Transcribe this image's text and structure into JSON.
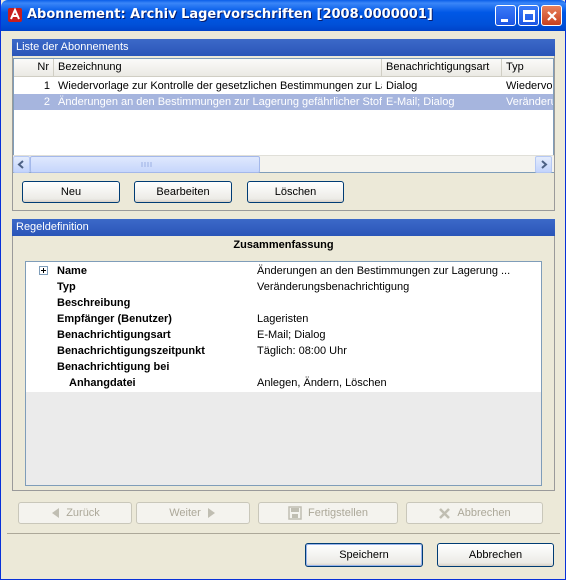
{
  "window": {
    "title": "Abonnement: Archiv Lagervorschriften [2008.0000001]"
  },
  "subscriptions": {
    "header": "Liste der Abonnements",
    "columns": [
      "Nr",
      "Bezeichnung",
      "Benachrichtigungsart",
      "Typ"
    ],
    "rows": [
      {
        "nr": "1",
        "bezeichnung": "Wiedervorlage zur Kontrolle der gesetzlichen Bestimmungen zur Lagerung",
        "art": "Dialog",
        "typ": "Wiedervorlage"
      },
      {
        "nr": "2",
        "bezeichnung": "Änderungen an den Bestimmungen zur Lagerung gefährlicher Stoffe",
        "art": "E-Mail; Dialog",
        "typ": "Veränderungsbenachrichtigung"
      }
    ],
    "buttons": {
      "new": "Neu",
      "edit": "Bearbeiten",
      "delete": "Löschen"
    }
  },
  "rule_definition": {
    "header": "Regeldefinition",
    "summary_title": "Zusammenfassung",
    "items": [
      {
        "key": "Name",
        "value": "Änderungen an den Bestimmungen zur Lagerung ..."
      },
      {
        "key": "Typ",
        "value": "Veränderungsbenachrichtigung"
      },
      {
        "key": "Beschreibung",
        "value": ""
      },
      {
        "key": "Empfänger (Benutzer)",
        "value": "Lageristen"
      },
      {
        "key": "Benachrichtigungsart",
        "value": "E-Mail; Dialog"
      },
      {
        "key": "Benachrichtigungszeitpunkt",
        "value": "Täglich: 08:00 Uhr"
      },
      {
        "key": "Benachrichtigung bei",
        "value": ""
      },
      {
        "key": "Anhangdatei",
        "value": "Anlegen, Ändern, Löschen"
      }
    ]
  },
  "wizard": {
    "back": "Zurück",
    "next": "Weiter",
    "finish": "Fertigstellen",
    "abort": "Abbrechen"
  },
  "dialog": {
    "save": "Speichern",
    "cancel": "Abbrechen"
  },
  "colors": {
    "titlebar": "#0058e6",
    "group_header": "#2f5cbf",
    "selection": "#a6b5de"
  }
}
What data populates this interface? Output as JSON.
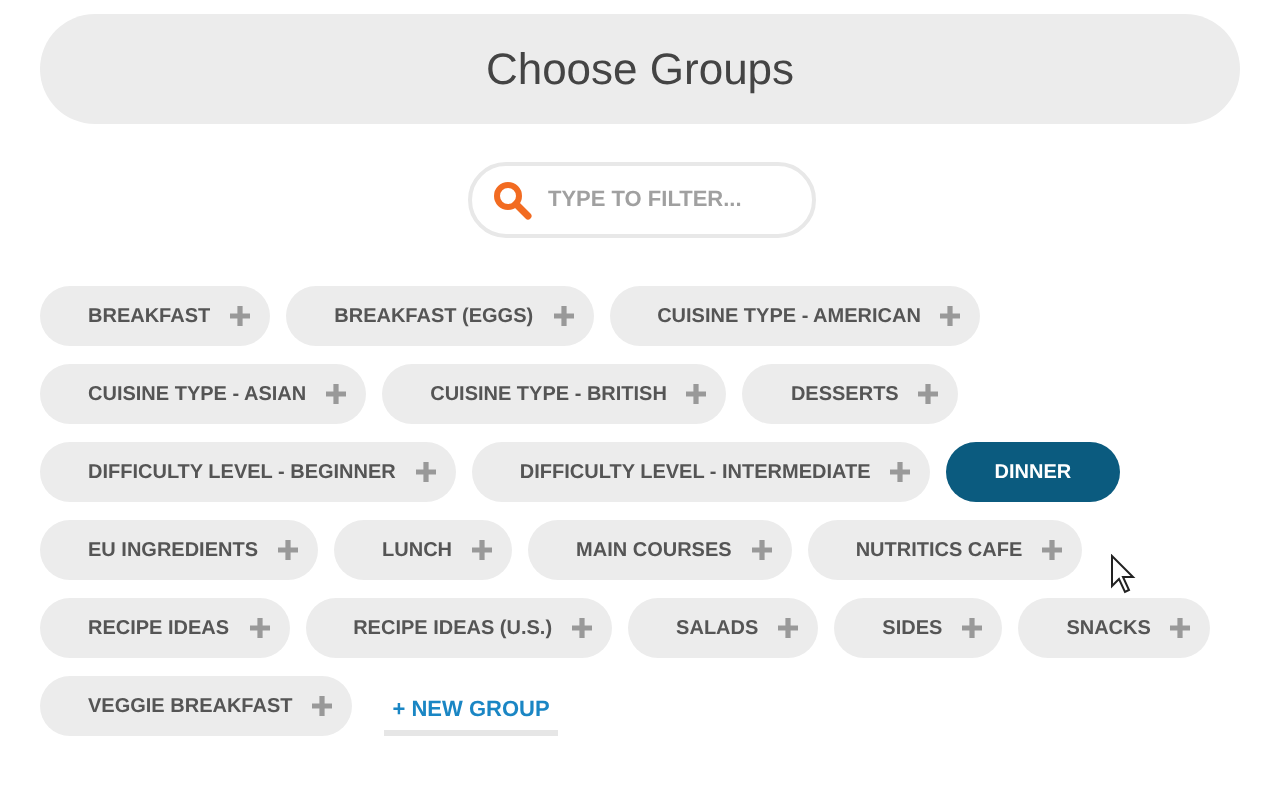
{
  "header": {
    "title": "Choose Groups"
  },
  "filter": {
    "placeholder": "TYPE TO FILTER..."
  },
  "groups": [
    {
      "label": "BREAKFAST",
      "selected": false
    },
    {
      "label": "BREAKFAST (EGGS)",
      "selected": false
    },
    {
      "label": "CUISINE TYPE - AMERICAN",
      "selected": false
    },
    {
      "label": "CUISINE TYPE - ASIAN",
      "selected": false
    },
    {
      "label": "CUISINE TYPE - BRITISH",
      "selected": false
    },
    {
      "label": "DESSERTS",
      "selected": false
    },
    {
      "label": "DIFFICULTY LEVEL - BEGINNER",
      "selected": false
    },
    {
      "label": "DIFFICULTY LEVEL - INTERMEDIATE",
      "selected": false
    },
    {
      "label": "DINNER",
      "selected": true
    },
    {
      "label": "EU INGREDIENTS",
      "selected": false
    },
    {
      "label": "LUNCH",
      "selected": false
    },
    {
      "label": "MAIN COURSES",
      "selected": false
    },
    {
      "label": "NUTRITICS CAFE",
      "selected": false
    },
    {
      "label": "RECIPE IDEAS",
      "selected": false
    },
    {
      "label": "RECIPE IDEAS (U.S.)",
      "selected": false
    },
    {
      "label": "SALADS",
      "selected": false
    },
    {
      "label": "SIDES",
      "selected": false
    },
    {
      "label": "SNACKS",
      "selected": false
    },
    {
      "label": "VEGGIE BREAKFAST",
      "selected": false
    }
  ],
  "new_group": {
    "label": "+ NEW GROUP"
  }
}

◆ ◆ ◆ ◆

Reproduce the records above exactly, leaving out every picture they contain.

Transcribe this image's text and structure into JSON.
{
  "window": {
    "title": "Abonnement: Archiv Lagervorschriften [2008.0000001]"
  },
  "subscriptions": {
    "header": "Liste der Abonnements",
    "columns": [
      "Nr",
      "Bezeichnung",
      "Benachrichtigungsart",
      "Typ"
    ],
    "rows": [
      {
        "nr": "1",
        "bezeichnung": "Wiedervorlage zur Kontrolle der gesetzlichen Bestimmungen zur Lagerung",
        "art": "Dialog",
        "typ": "Wiedervorlage"
      },
      {
        "nr": "2",
        "bezeichnung": "Änderungen an den Bestimmungen zur Lagerung gefährlicher Stoffe",
        "art": "E-Mail; Dialog",
        "typ": "Veränderungsbenachrichtigung"
      }
    ],
    "buttons": {
      "new": "Neu",
      "edit": "Bearbeiten",
      "delete": "Löschen"
    }
  },
  "rule_definition": {
    "header": "Regeldefinition",
    "summary_title": "Zusammenfassung",
    "items": [
      {
        "key": "Name",
        "value": "Änderungen an den Bestimmungen zur Lagerung ..."
      },
      {
        "key": "Typ",
        "value": "Veränderungsbenachrichtigung"
      },
      {
        "key": "Beschreibung",
        "value": ""
      },
      {
        "key": "Empfänger (Benutzer)",
        "value": "Lageristen"
      },
      {
        "key": "Benachrichtigungsart",
        "value": "E-Mail; Dialog"
      },
      {
        "key": "Benachrichtigungszeitpunkt",
        "value": "Täglich: 08:00 Uhr"
      },
      {
        "key": "Benachrichtigung bei",
        "value": ""
      },
      {
        "key": "Anhangdatei",
        "value": "Anlegen, Ändern, Löschen"
      }
    ]
  },
  "wizard": {
    "back": "Zurück",
    "next": "Weiter",
    "finish": "Fertigstellen",
    "abort": "Abbrechen"
  },
  "dialog": {
    "save": "Speichern",
    "cancel": "Abbrechen"
  },
  "colors": {
    "titlebar": "#0058e6",
    "group_header": "#2f5cbf",
    "selection": "#a6b5de"
  }
}
What data populates this interface? Output as JSON.
{
  "header": {
    "title": "Choose Groups"
  },
  "filter": {
    "placeholder": "TYPE TO FILTER..."
  },
  "groups": [
    {
      "label": "BREAKFAST",
      "selected": false
    },
    {
      "label": "BREAKFAST (EGGS)",
      "selected": false
    },
    {
      "label": "CUISINE TYPE - AMERICAN",
      "selected": false
    },
    {
      "label": "CUISINE TYPE - ASIAN",
      "selected": false
    },
    {
      "label": "CUISINE TYPE - BRITISH",
      "selected": false
    },
    {
      "label": "DESSERTS",
      "selected": false
    },
    {
      "label": "DIFFICULTY LEVEL - BEGINNER",
      "selected": false
    },
    {
      "label": "DIFFICULTY LEVEL - INTERMEDIATE",
      "selected": false
    },
    {
      "label": "DINNER",
      "selected": true
    },
    {
      "label": "EU INGREDIENTS",
      "selected": false
    },
    {
      "label": "LUNCH",
      "selected": false
    },
    {
      "label": "MAIN COURSES",
      "selected": false
    },
    {
      "label": "NUTRITICS CAFE",
      "selected": false
    },
    {
      "label": "RECIPE IDEAS",
      "selected": false
    },
    {
      "label": "RECIPE IDEAS (U.S.)",
      "selected": false
    },
    {
      "label": "SALADS",
      "selected": false
    },
    {
      "label": "SIDES",
      "selected": false
    },
    {
      "label": "SNACKS",
      "selected": false
    },
    {
      "label": "VEGGIE BREAKFAST",
      "selected": false
    }
  ],
  "new_group": {
    "label": "+ NEW GROUP"
  }
}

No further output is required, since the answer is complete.